Segment Open

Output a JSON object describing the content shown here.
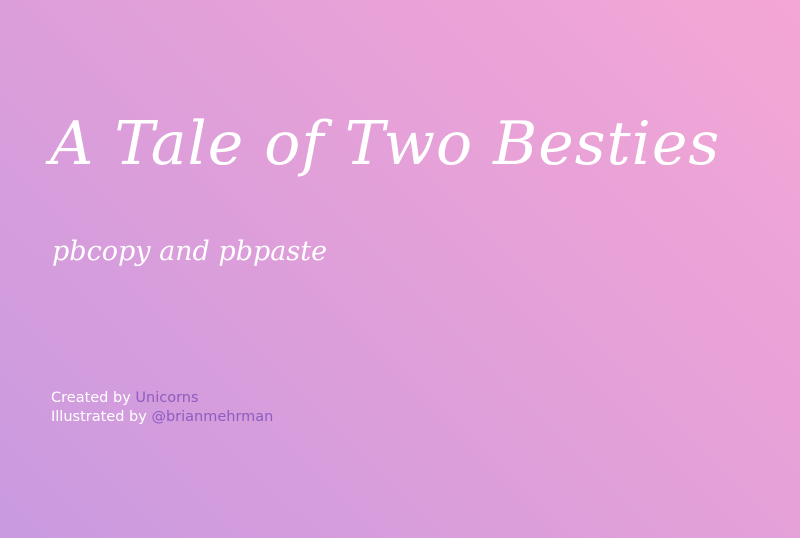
{
  "slide": {
    "title": "A Tale of Two Besties",
    "subtitle": "pbcopy and pbpaste",
    "credits": {
      "created_prefix": "Created by ",
      "created_name": "Unicorns",
      "illustrated_prefix": "Illustrated by ",
      "illustrated_name": "@brianmehrman"
    }
  },
  "colors": {
    "background_gradient": [
      "#f4a7d6",
      "#e3a0d8",
      "#c99ae0"
    ],
    "text": "#ffffff",
    "link": "#8e5cc0"
  }
}
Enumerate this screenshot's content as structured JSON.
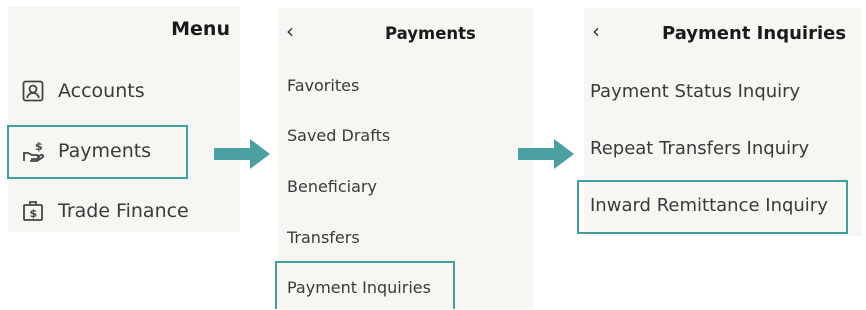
{
  "menu": {
    "title": "Menu",
    "items": [
      {
        "label": "Accounts",
        "icon": "accounts-icon"
      },
      {
        "label": "Payments",
        "icon": "payments-icon"
      },
      {
        "label": "Trade Finance",
        "icon": "trade-finance-icon"
      }
    ]
  },
  "payments": {
    "title": "Payments",
    "back_icon": "chevron-left-icon",
    "items": [
      {
        "label": "Favorites"
      },
      {
        "label": "Saved Drafts"
      },
      {
        "label": "Beneficiary"
      },
      {
        "label": "Transfers"
      },
      {
        "label": "Payment Inquiries"
      }
    ]
  },
  "inquiries": {
    "title": "Payment Inquiries",
    "back_icon": "chevron-left-icon",
    "items": [
      {
        "label": "Payment Status Inquiry"
      },
      {
        "label": "Repeat Transfers Inquiry"
      },
      {
        "label": "Inward Remittance Inquiry"
      }
    ]
  },
  "colors": {
    "highlight": "#3e9ea0",
    "panel_bg": "#f8f6f3",
    "arrow": "#4a9fa3"
  }
}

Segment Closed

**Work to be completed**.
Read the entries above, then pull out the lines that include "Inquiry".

**Solved exercise**.
        "label": "Payment Status Inquiry"
        "label": "Repeat Transfers Inquiry"
        "label": "Inward Remittance Inquiry"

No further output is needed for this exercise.